This was actually the first book on Enterprise JavaBeans that came into the market. Enterprise JavaBeans was released in June and made its debut at JavaOne this year. This is a pretty good book for developers who like to see a lot of code. The examples in the book are used to develop a fairly complex application and the code isn't meant for novices. Tom Valesky presents many examples. I like the fact that the book takes an example and builds its complexity in successive chapters. There's good coverage of distributed architectures and transactions. The author has also dedicated a chapter to provide some excellent guidelines for building distributed systems. For readers just starting out in distributed applications, the author provides the appropriate background. This book isn't for everyone, though. Readers already familiar with distributed systems and transactions m... (more)

Off With The Old...

I'm on a trip to the holy land, Jerusalem, and writing this editorial from my hotel room, which overlooks the old city. As always, I find myself drawing parallels between what I experience in life and what I come across in technology. Various landmarks of the old city have been built, destroyed, and rebuilt over the ages. The city within the walls was excavated and layers of civilizations were discovered. Today the city stands on several layers. In the short stint that I've had with XML, I see the same kinds of patterns. XML is a simplified, Web-enabled SGML. XHTML is an XML-ena... (more)

SOA, MSOA, and Java

SOA is obviously the new buzzword of the day. Among the many acronyms, one that is seen very often is "Same Old Architecture." In many ways, this is true. The key differentiator between the paradigms that have been prevalent in the past and this new incarnation of "service-orientation" is that the new definition of services is targeting the business as well as the technical side of the house. Same old architecture - different politics. Mind you, I am not saying that this not needed. The processes and governance that has been formalized around SOA make for a very effective IT renov... (more)

On the Tenth Year of Java My Client Asked of Me...

If we consider JavaOne as the event when Java was born, then June 27-30, 2005, will mark its tenth birthweek.
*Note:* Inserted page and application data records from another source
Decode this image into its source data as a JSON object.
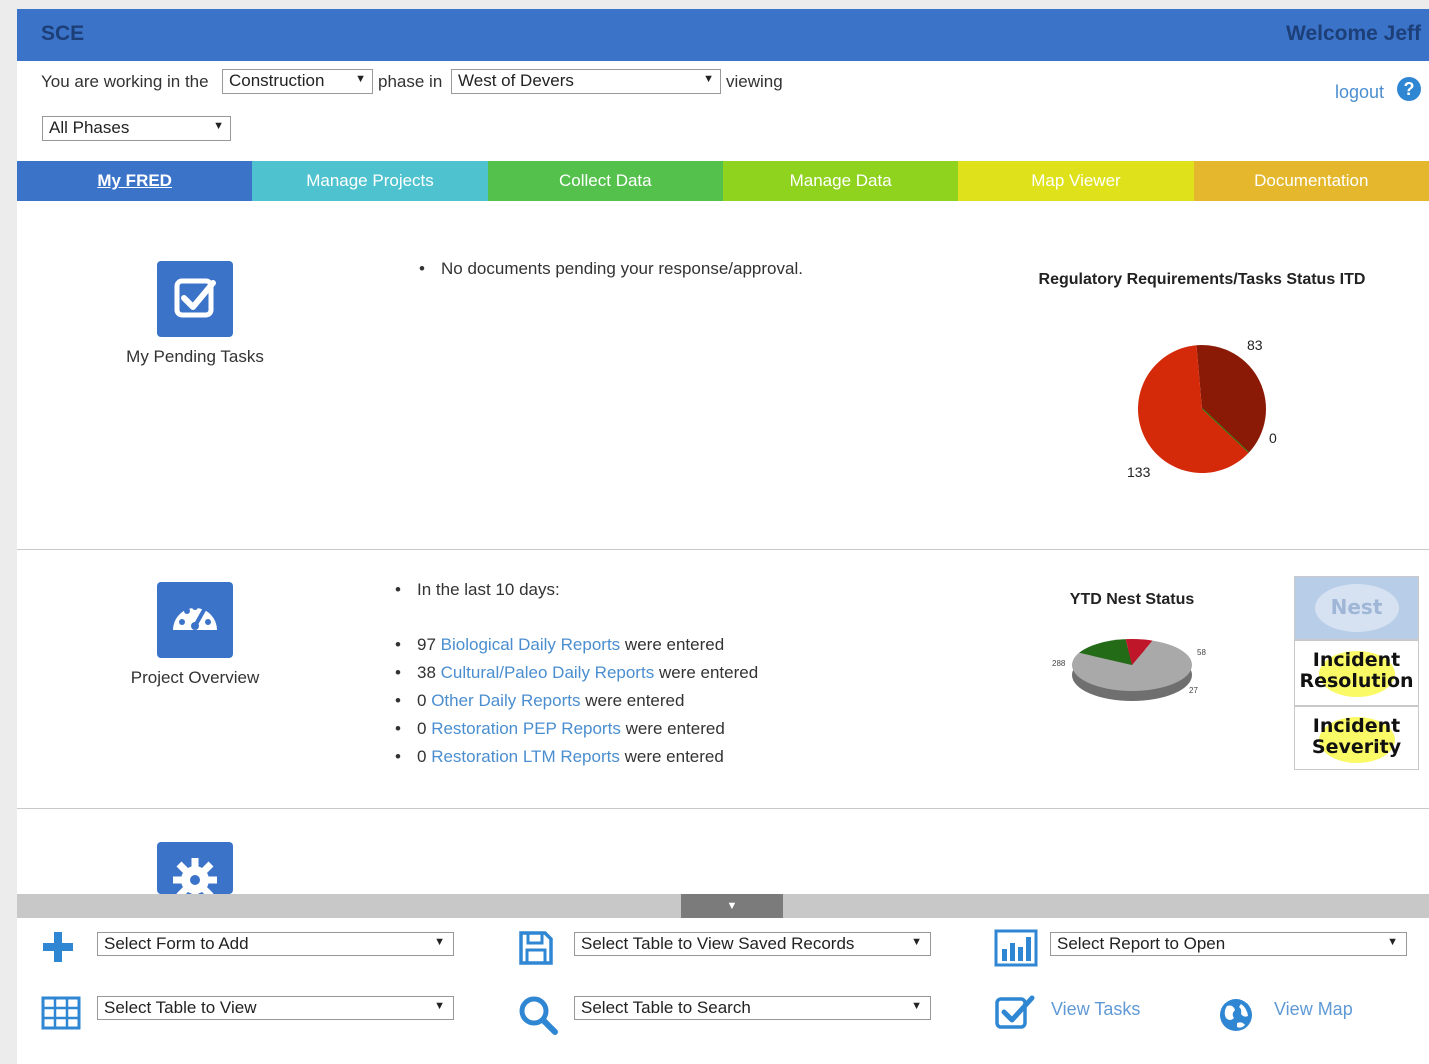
{
  "header": {
    "brand": "SCE",
    "welcome": "Welcome Jeff"
  },
  "context": {
    "prefix": "You are working in the",
    "phase_value": "Construction",
    "phase_in": "phase in",
    "project_value": "West of Devers",
    "viewing": "viewing",
    "view_value": "All Phases"
  },
  "account": {
    "logout": "logout",
    "help": "?"
  },
  "nav": {
    "tabs": [
      "My FRED",
      "Manage Projects",
      "Collect Data",
      "Manage Data",
      "Map Viewer",
      "Documentation"
    ]
  },
  "pending": {
    "label": "My Pending Tasks",
    "items": [
      "No documents pending your response/approval."
    ]
  },
  "overview": {
    "label": "Project Overview",
    "intro": "In the last 10 days:",
    "reports": [
      {
        "count": "97",
        "link": "Biological Daily Reports",
        "suffix": "were entered"
      },
      {
        "count": "38",
        "link": "Cultural/Paleo Daily Reports",
        "suffix": "were entered"
      },
      {
        "count": "0",
        "link": "Other Daily Reports",
        "suffix": "were entered"
      },
      {
        "count": "0",
        "link": "Restoration PEP Reports",
        "suffix": "were entered"
      },
      {
        "count": "0",
        "link": "Restoration LTM Reports",
        "suffix": "were entered"
      }
    ]
  },
  "side_buttons": {
    "nest": "Nest",
    "resolution": "Incident Resolution",
    "severity": "Incident Severity"
  },
  "chart_data": [
    {
      "type": "pie",
      "title": "Regulatory Requirements/Tasks Status ITD",
      "values": [
        83,
        0,
        133
      ],
      "labels": [
        "83",
        "0",
        "133"
      ],
      "colors": [
        "#8a1a05",
        "#2f8a1e",
        "#d42a0a"
      ]
    },
    {
      "type": "pie",
      "title": "YTD Nest Status",
      "values": [
        288,
        58,
        27
      ],
      "labels": [
        "288",
        "58",
        "27"
      ],
      "colors": [
        "#a9a9a9",
        "#236b17",
        "#c0162a"
      ]
    }
  ],
  "toolbar": {
    "form_add": "Select Form to Add",
    "saved_records": "Select Table to View Saved Records",
    "report_open": "Select Report to Open",
    "table_view": "Select Table to View",
    "table_search": "Select Table to Search",
    "view_tasks": "View Tasks",
    "view_map": "View Map"
  },
  "colors": {
    "primary": "#3b73c9",
    "link": "#4a8ed0"
  }
}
A lot has happened since the language that was trademarked with dancing dukes made its appearance into the world of computing. In its current incarnation, the Java platform is undoubtedly the backbone of distributed enterprise applications in today's IT. At Infosys, I've come across several projects in which the Java platform was being adopted, upgraded, integrated with existing technologies, or replaced with an alternate technology. The choices are influenced by business ... (more)

Cloud Expo New York: Six Not-So-Blind Men and the Cloud Elephant

I'm glad I stayed on after the breakout sessions to attend the CEO Power Panel at 7 pm at the 12th International Cloud Expo, in New York. It was quite informative and entertaining. As with everything else, the best way to get a view of a new technology area is by asking for independent opinions. The old adage of the six blind men and the elephant comes to mind. Coincidentally, there were six "blind men" on the panel, including our very engaging host, Jeremy Geelan (@jg21). And there were views that converged in a common theme: "Cloud Connects". Jeremy, as always, got the ball roll... (more)